**What you are asked to do:**
List, from the lines below, each one with "preview" in it.

**Record set:**
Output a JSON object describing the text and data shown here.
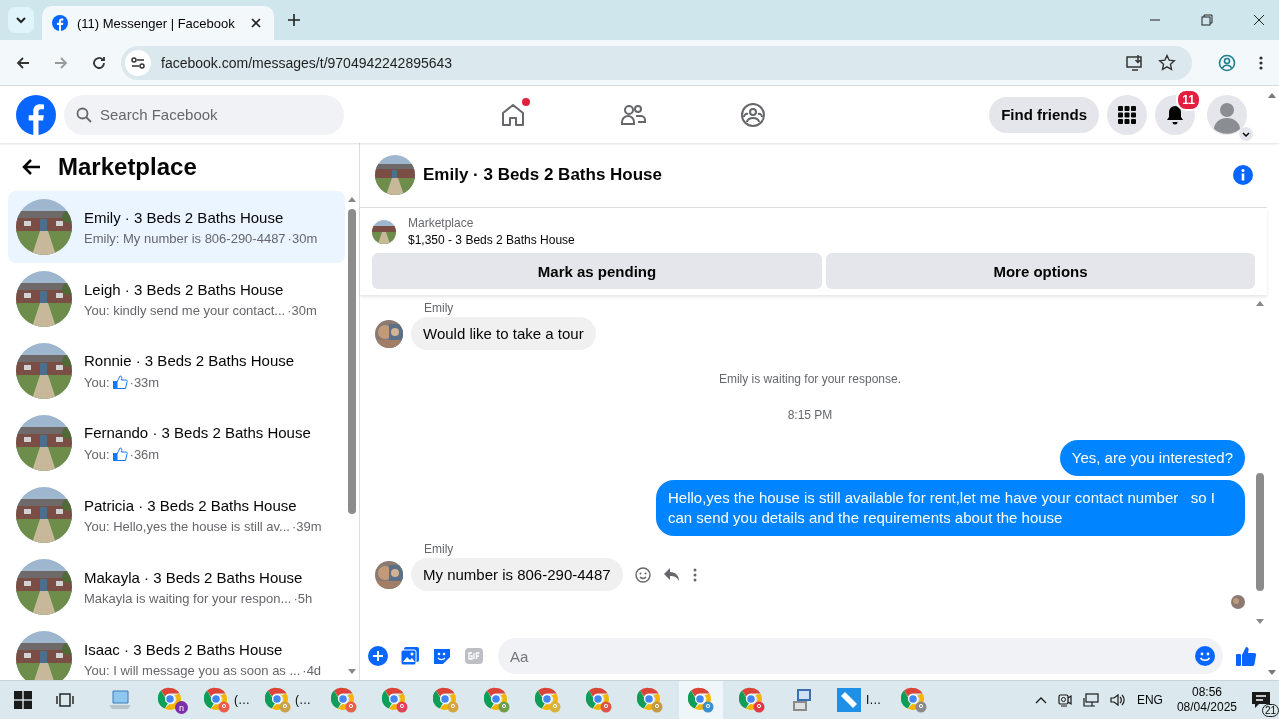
{
  "browser": {
    "tab": {
      "title": "(11) Messenger | Facebook"
    },
    "url": "facebook.com/messages/t/9704942242895643"
  },
  "header": {
    "search": {
      "placeholder": "Search Facebook"
    },
    "home_dot": true,
    "find_friends": "Find friends",
    "notifications": "11"
  },
  "sidebar": {
    "title": "Marketplace",
    "conversations": [
      {
        "title": "Emily · 3 Beds 2 Baths House",
        "preview": "Emily: My number is 806-290-4487",
        "like": false,
        "time": "·30m",
        "selected": true
      },
      {
        "title": "Leigh · 3 Beds 2 Baths House",
        "preview": "You: kindly send me your contact...",
        "like": false,
        "time": "·30m",
        "selected": false
      },
      {
        "title": "Ronnie · 3 Beds 2 Baths House",
        "preview": "You:",
        "like": true,
        "time": "·33m",
        "selected": false
      },
      {
        "title": "Fernando · 3 Beds 2 Baths House",
        "preview": "You:",
        "like": true,
        "time": "·36m",
        "selected": false
      },
      {
        "title": "Patricia · 3 Beds 2 Baths House",
        "preview": "You: Hello,yes the house is still av...",
        "like": false,
        "time": "·39m",
        "selected": false
      },
      {
        "title": "Makayla · 3 Beds 2 Baths House",
        "preview": "Makayla is waiting for your respon...",
        "like": false,
        "time": "·5h",
        "selected": false
      },
      {
        "title": "Isaac · 3 Beds 2 Baths House",
        "preview": "You: I will message you as soon as ...",
        "like": false,
        "time": "·4d",
        "selected": false
      }
    ]
  },
  "chat": {
    "title": "Emily · 3 Beds 2 Baths House",
    "listing": {
      "label": "Marketplace",
      "name": "$1,350 - 3 Beds 2 Baths House"
    },
    "buttons": [
      "Mark as pending",
      "More options"
    ],
    "messages": [
      {
        "kind": "incoming",
        "sender": "Emily",
        "text": "Would like to take a tour",
        "hovered": false
      },
      {
        "kind": "notice",
        "text": "Emily is waiting for your response."
      },
      {
        "kind": "time",
        "text": "8:15 PM"
      },
      {
        "kind": "outgoing",
        "text": "Yes, are you interested?"
      },
      {
        "kind": "outgoing",
        "text": "Hello,yes the house is still available for rent,let me have your contact number   so I can send you details and the requirements about the house"
      },
      {
        "kind": "incoming",
        "sender": "Emily",
        "text": "My number is 806-290-4487",
        "hovered": true
      }
    ],
    "composer": {
      "placeholder": "Aa"
    }
  },
  "taskbar": {
    "apps": [
      {
        "kind": "laptop",
        "selected": false
      },
      {
        "kind": "chrome",
        "color": "#7b2fa8",
        "badge": "n",
        "selected": false
      },
      {
        "kind": "chrome",
        "color": "#e8604c",
        "label": "(…",
        "selected": false
      },
      {
        "kind": "chrome",
        "color": "#c9a24a",
        "label": "(…",
        "selected": false
      },
      {
        "kind": "chrome",
        "color": "#e8604c",
        "selected": false
      },
      {
        "kind": "chrome",
        "color": "#e0405a",
        "selected": false
      },
      {
        "kind": "chrome",
        "color": "#d5a43c",
        "selected": false
      },
      {
        "kind": "chrome",
        "color": "#6ca04a",
        "selected": false
      },
      {
        "kind": "chrome",
        "color": "#d8b23a",
        "selected": false
      },
      {
        "kind": "chrome",
        "color": "#e05545",
        "selected": false
      },
      {
        "kind": "chrome",
        "color": "#c59a40",
        "selected": false
      },
      {
        "kind": "chrome",
        "color": "#3a8fd0",
        "selected": true
      },
      {
        "kind": "chrome",
        "color": "#e03a4a",
        "selected": false
      },
      {
        "kind": "program",
        "selected": false
      },
      {
        "kind": "drive",
        "label": "I…",
        "selected": false
      },
      {
        "kind": "chrome",
        "color": "#8a8a8a",
        "selected": false
      }
    ],
    "language": "ENG",
    "time": "08:56",
    "date": "08/04/2025",
    "notifications": "21"
  }
}
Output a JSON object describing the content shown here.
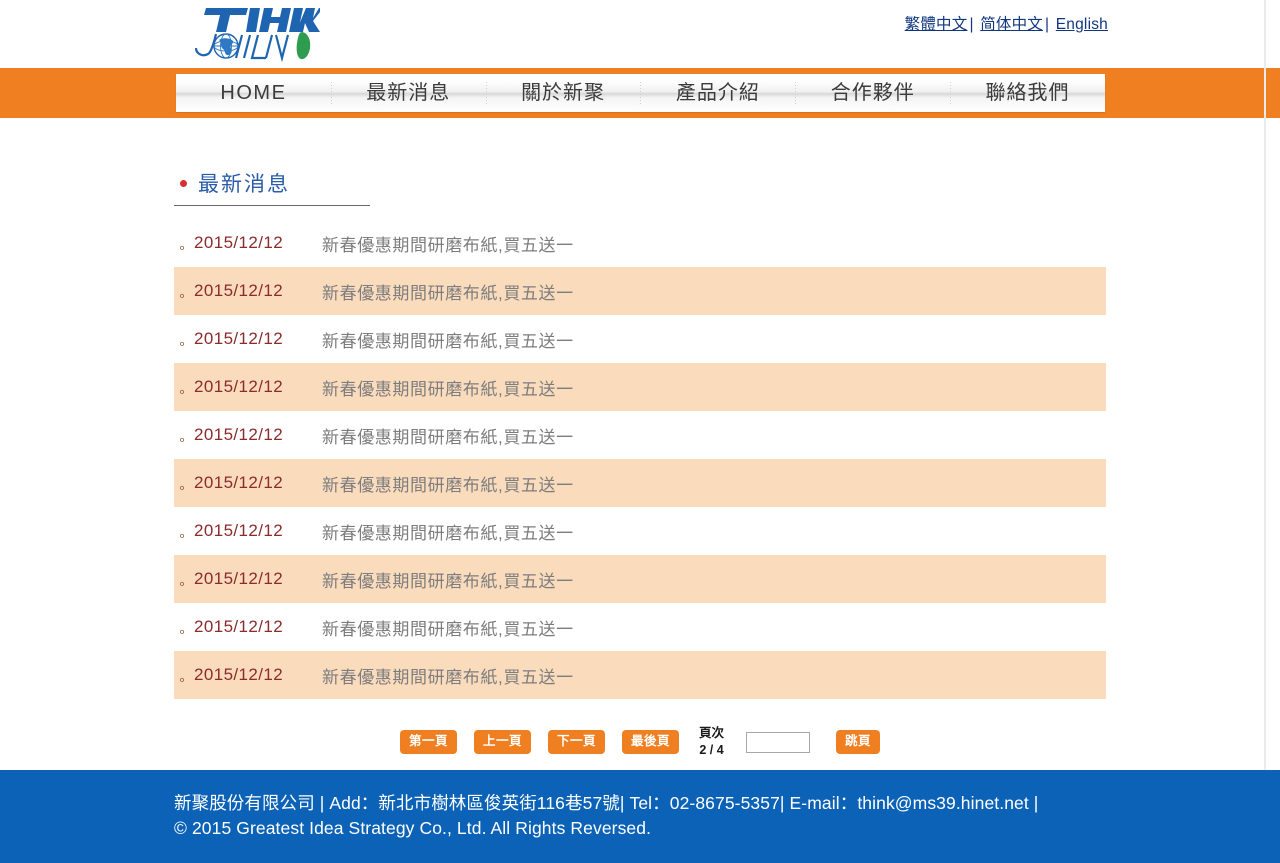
{
  "header": {
    "logo": {
      "top_text": "THINK",
      "bottom_text": "JOIN",
      "alt": "Think Join logo"
    },
    "languages": [
      {
        "label": "繁體中文",
        "sep": "|"
      },
      {
        "label": "简体中文",
        "sep": "|"
      },
      {
        "label": "English",
        "sep": ""
      }
    ]
  },
  "nav": {
    "items": [
      {
        "label": "HOME"
      },
      {
        "label": "最新消息"
      },
      {
        "label": "關於新聚"
      },
      {
        "label": "產品介紹"
      },
      {
        "label": "合作夥伴"
      },
      {
        "label": "聯絡我們"
      }
    ]
  },
  "main": {
    "section_title": "最新消息",
    "news": [
      {
        "date": "2015/12/12",
        "title": "新春優惠期間研磨布紙,買五送一"
      },
      {
        "date": "2015/12/12",
        "title": "新春優惠期間研磨布紙,買五送一"
      },
      {
        "date": "2015/12/12",
        "title": "新春優惠期間研磨布紙,買五送一"
      },
      {
        "date": "2015/12/12",
        "title": "新春優惠期間研磨布紙,買五送一"
      },
      {
        "date": "2015/12/12",
        "title": "新春優惠期間研磨布紙,買五送一"
      },
      {
        "date": "2015/12/12",
        "title": "新春優惠期間研磨布紙,買五送一"
      },
      {
        "date": "2015/12/12",
        "title": "新春優惠期間研磨布紙,買五送一"
      },
      {
        "date": "2015/12/12",
        "title": "新春優惠期間研磨布紙,買五送一"
      },
      {
        "date": "2015/12/12",
        "title": "新春優惠期間研磨布紙,買五送一"
      },
      {
        "date": "2015/12/12",
        "title": "新春優惠期間研磨布紙,買五送一"
      }
    ],
    "bullet_glyph": "。"
  },
  "pagination": {
    "first_label": "第一頁",
    "prev_label": "上一頁",
    "next_label": "下一頁",
    "last_label": "最後頁",
    "page_info_label": "頁次",
    "page_info_value": "2 / 4",
    "input_value": "",
    "input_placeholder": "",
    "jump_label": "跳頁"
  },
  "footer": {
    "line1": "新聚股份有限公司 | Add：新北市樹林區俊英街116巷57號| Tel：02-8675-5357| E-mail：think@ms39.hinet.net |",
    "line2": "© 2015 Greatest Idea Strategy Co., Ltd. All Rights Reversed."
  },
  "colors": {
    "accent_orange": "#ef7f20",
    "footer_blue": "#0b62b6",
    "title_blue": "#2b5ca8",
    "row_alt": "#fadcbd",
    "date_red": "#8c2b2b"
  }
}
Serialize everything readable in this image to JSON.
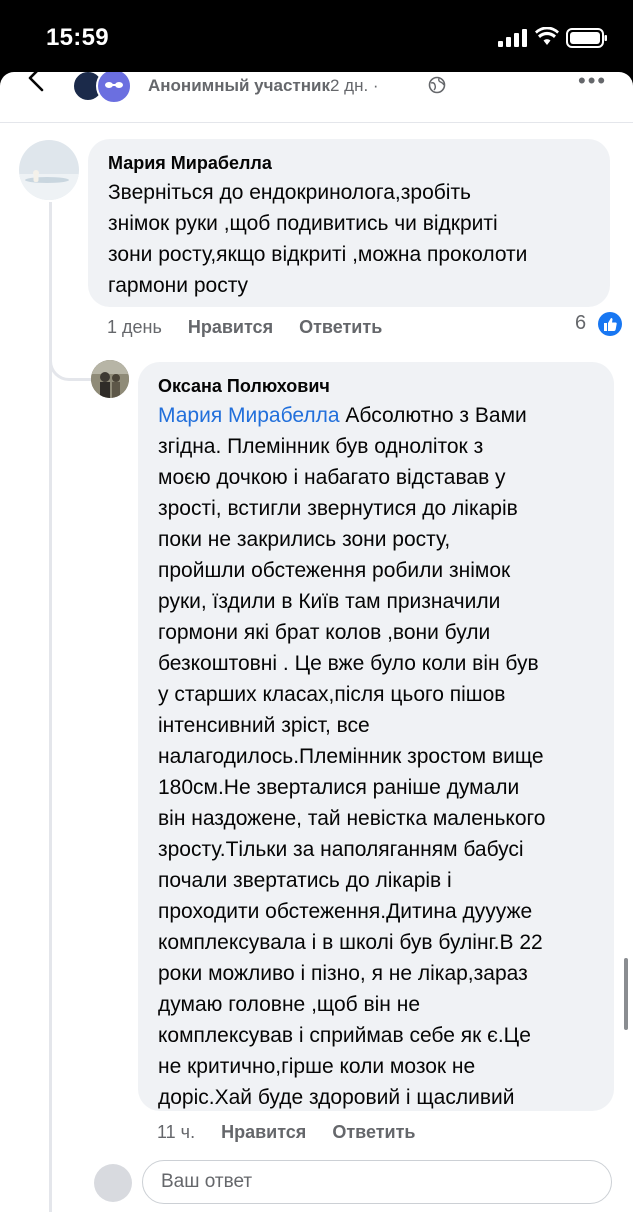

**Output of the task:**
        "preview": "Emily: My number is 806-290-4487",
        "preview": "You: kindly send me your contact...",
        "preview": "You:",
        "preview": "You:",
        "preview": "You: Hello,yes the house is still av...",
        "preview": "Makayla is waiting for your respon...",
        "preview": "You: I will message you as soon as ...",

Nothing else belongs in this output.